Danny Rosenbaum: After getting Rule 5′d and returned this winter along with Syracuse teammate Jeff Kobernus, Danny Rosenbaum has opened eyes with a spectacular April while pitching for the Syracuse Chiefs. He has been an unheralded prospect ever since he was drafted out of Xavier in ’09, but now that he’s shutting-down triple-A lineups he’s hard to overlook. Following his spotless, seven-inning shut-out performance on Saturday night against Wil Myers and the Durham Bulls, Rosenbaum’s ERA now sits at 1.14 through 23.2 innings–the best mark among triple-A southpaws. And while his five total strikeouts are a little bit on the lean side, he has more than made up for it with a sky-high 3.21 ground-out/air-out ratio, and only one home run allowed. Considering the Nationals are short on quality left-handed relievers right now, the fact that he’s allowed only 6 of 27 left-handed hitters to reach base all season makes him a prime spring call-up candidate.
J.C. Romero: Romero’s largely successful LOOGY career (what a job huh?) appeared to be coming to a close after he bounced between four teams over the past 2 years and posted poor numbers 2012. However, after he pitched well with team Puerto Rico in the WBC this winter and showed vastly improved velocity, the suddenly lefty-poor Nationals decided to give him a minor league contract. Romero was assigned to Syracuse to open 2013, and so far, he’s been pitching very effectively. Through 9.2 innings of short relief he’s whiffed 14 batters and held lefties to a .167 batting average and only 1 extra-base hit–a double to Brian Dinkelman.
Michael Taylor: Like fellow Nationals top outfield prospect Destin Hood, Michael Taylor has sky-high potential but is coming off of a disappointing 2012 campaign. After batting a lowly .242/.318/.362 last season, Taylor is right back in Potomac this April and is hoping to take a step forward.
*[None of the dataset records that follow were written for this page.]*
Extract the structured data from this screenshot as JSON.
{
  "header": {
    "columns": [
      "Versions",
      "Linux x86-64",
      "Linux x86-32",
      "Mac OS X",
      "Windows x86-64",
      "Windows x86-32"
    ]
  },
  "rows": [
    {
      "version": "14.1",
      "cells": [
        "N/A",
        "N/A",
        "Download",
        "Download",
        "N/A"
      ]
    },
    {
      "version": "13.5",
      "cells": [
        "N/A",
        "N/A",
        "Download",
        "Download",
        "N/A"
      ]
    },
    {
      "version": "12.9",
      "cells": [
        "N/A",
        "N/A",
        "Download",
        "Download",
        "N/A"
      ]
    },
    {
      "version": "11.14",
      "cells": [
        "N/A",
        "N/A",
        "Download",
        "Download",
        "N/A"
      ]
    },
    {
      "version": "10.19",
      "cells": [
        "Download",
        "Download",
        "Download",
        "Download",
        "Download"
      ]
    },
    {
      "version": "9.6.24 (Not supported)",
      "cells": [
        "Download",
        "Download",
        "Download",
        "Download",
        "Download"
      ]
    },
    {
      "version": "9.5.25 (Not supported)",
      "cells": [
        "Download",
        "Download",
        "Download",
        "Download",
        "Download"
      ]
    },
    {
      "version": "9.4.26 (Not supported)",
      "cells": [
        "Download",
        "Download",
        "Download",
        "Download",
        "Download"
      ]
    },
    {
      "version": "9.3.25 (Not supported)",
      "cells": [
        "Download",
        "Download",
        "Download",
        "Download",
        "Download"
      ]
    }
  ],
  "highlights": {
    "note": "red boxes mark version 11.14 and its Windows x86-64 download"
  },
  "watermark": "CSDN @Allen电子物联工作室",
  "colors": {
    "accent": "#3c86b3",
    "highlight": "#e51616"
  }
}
At first, things weren’t looking a whole lot different for the long-’n-lean center fielder. On April 12th, when the P-Nats were opening their third series of the young season, all Taylor had to show for his work at the plate was three singles and a triple in 29 at bats–a .137 batting average. Since then, he’s improved steadily however, belting 2 home runs and six extra-base hits over his last ten games, and going 15-for-53 since that low point on the twelfth. Blessed with race-car wheels, he’s also putting his speed to better use in games lately as he successfully stolen six consecutive bases over the past week and a half, giving him eight total in eleven attempts.